Excerpted data section start

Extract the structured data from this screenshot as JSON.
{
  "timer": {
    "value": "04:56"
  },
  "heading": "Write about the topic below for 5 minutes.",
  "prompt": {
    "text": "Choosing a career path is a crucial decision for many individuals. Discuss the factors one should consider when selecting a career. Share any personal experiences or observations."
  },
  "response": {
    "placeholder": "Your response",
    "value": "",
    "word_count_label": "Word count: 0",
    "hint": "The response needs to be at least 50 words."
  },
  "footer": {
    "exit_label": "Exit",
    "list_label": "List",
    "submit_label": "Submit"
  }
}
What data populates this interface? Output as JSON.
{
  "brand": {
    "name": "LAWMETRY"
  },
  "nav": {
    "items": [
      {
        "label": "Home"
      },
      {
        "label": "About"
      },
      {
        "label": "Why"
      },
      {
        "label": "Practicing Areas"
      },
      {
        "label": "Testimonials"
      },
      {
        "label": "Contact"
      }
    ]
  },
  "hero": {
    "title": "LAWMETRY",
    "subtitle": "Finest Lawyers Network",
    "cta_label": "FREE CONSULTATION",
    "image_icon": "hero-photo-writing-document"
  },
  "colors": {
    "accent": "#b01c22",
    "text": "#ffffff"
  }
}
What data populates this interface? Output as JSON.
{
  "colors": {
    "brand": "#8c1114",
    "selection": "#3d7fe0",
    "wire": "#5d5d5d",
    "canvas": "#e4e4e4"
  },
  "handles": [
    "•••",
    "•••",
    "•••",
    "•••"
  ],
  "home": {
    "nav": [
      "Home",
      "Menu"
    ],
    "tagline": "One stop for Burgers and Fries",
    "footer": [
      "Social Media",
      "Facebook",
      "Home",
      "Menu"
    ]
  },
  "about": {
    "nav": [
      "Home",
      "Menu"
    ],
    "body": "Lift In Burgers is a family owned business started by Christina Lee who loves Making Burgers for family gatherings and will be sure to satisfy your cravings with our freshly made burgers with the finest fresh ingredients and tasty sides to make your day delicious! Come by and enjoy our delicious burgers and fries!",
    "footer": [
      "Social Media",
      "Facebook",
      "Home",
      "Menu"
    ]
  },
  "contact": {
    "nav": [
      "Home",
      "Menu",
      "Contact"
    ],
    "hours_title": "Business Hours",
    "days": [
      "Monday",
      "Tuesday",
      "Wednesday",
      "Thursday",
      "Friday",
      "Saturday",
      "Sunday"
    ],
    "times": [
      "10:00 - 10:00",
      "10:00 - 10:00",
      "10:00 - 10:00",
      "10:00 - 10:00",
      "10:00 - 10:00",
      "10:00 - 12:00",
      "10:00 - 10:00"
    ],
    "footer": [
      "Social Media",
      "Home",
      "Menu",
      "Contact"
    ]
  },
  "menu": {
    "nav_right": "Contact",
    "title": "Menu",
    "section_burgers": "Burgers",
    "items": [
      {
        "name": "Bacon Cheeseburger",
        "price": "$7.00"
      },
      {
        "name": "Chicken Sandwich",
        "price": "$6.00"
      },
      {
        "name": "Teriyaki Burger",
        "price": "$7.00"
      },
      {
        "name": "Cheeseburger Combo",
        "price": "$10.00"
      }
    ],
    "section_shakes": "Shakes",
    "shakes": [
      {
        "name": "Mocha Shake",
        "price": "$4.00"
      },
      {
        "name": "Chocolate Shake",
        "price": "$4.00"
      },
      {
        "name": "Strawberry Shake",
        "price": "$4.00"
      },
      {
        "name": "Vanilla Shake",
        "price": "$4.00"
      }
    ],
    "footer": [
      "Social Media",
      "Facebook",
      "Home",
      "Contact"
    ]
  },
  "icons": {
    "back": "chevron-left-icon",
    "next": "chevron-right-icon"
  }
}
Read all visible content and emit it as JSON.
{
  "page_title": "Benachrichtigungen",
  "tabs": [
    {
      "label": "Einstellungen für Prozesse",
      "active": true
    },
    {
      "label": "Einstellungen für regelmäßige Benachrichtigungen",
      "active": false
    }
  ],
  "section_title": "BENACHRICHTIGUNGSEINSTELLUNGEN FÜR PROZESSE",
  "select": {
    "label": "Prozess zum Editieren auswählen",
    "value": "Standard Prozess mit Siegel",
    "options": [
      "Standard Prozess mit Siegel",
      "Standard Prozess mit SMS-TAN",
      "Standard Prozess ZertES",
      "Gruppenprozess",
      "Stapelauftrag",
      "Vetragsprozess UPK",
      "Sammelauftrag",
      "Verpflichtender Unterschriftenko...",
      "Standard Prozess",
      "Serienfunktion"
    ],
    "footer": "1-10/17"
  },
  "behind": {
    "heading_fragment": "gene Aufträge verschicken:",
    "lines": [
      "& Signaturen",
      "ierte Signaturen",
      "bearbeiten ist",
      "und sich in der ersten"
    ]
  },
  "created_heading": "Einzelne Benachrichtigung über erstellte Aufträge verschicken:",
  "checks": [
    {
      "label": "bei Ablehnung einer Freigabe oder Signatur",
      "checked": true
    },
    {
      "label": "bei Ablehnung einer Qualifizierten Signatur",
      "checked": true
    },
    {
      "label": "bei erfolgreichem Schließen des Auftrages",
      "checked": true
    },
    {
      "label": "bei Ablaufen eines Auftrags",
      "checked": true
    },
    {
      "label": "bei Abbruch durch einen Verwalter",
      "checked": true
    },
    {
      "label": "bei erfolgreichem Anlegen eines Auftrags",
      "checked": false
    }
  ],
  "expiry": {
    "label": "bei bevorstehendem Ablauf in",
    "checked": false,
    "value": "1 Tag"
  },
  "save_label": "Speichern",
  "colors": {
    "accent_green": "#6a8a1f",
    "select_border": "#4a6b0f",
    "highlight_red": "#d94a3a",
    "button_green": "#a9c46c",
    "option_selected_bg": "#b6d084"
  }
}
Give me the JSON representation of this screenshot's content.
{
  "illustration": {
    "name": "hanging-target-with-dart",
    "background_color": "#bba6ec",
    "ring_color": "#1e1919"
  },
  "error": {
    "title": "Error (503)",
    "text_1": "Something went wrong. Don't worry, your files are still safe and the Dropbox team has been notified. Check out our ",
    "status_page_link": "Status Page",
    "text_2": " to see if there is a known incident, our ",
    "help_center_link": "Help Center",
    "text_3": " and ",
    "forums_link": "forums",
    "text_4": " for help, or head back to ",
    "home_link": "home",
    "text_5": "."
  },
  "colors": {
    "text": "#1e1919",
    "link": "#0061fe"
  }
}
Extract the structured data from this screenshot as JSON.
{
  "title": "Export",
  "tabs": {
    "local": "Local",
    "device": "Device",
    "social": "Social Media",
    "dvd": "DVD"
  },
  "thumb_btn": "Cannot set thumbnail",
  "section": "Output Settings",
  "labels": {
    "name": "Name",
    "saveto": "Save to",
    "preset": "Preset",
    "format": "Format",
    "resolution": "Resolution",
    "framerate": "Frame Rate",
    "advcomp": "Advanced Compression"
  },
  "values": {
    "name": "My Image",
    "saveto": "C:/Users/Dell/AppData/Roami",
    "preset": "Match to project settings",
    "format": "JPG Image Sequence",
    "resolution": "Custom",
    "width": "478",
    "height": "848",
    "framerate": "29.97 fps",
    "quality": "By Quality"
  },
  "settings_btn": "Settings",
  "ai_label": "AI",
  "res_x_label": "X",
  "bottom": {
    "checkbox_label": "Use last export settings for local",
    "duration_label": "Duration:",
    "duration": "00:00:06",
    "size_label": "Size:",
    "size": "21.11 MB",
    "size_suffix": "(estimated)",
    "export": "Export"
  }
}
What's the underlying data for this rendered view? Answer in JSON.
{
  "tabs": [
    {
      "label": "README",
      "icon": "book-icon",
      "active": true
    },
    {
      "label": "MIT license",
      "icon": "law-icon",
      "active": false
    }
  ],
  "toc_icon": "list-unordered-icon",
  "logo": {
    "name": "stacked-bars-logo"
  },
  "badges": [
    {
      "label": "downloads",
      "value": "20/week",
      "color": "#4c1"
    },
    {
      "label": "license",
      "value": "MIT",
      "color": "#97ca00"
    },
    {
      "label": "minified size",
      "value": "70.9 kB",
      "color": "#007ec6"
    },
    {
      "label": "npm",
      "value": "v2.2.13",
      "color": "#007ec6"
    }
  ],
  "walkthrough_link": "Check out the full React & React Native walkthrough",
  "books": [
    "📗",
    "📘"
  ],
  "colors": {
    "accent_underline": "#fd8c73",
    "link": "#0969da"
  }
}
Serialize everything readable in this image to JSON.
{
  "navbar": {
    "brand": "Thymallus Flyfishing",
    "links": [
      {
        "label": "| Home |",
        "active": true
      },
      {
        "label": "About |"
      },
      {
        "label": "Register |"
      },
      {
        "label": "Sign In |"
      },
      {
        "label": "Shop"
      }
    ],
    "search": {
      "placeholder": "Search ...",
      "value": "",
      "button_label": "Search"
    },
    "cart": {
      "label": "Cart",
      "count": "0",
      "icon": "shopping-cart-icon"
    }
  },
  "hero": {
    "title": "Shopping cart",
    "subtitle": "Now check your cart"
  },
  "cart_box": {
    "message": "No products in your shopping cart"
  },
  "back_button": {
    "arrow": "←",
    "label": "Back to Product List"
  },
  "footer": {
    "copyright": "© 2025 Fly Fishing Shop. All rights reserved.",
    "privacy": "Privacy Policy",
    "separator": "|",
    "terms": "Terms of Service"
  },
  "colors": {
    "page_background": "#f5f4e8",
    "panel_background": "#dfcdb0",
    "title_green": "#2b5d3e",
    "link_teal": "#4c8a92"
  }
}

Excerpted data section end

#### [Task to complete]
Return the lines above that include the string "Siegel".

#### [Task response]
    "value": "Standard Prozess mit Siegel",
      "Standard Prozess mit Siegel",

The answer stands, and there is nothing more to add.